• _Work required_
Repeat each record exactly, skipping the pictures.

%%

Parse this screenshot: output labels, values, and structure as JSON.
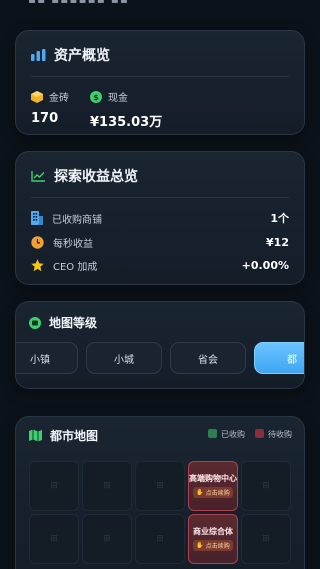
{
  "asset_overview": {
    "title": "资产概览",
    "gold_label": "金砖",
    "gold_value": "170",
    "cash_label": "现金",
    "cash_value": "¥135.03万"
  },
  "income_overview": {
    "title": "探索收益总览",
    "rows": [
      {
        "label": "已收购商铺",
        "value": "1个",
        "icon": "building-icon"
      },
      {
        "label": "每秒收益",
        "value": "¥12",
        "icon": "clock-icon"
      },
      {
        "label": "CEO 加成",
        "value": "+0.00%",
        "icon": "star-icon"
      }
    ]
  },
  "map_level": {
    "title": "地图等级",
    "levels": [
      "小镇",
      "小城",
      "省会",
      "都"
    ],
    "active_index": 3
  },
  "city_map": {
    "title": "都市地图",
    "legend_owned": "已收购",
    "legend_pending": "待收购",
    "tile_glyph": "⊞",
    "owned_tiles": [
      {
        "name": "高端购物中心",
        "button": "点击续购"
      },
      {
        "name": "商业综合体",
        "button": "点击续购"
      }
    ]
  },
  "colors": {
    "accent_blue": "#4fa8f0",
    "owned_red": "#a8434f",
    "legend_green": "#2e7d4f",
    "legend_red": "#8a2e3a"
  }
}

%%

• _Task result_
Parse this screenshot: output labels, values, and structure as JSON.
{
  "asset_overview": {
    "title": "资产概览",
    "gold_label": "金砖",
    "gold_value": "170",
    "cash_label": "现金",
    "cash_value": "¥135.03万"
  },
  "income_overview": {
    "title": "探索收益总览",
    "rows": [
      {
        "label": "已收购商铺",
        "value": "1个",
        "icon": "building-icon"
      },
      {
        "label": "每秒收益",
        "value": "¥12",
        "icon": "clock-icon"
      },
      {
        "label": "CEO 加成",
        "value": "+0.00%",
        "icon": "star-icon"
      }
    ]
  },
  "map_level": {
    "title": "地图等级",
    "levels": [
      "小镇",
      "小城",
      "省会",
      "都"
    ],
    "active_index": 3
  },
  "city_map": {
    "title": "都市地图",
    "legend_owned": "已收购",
    "legend_pending": "待收购",
    "tile_glyph": "⊞",
    "owned_tiles": [
      {
        "name": "高端购物中心",
        "button": "点击续购"
      },
      {
        "name": "商业综合体",
        "button": "点击续购"
      }
    ]
  },
  "colors": {
    "accent_blue": "#4fa8f0",
    "owned_red": "#a8434f",
    "legend_green": "#2e7d4f",
    "legend_red": "#8a2e3a"
  }
}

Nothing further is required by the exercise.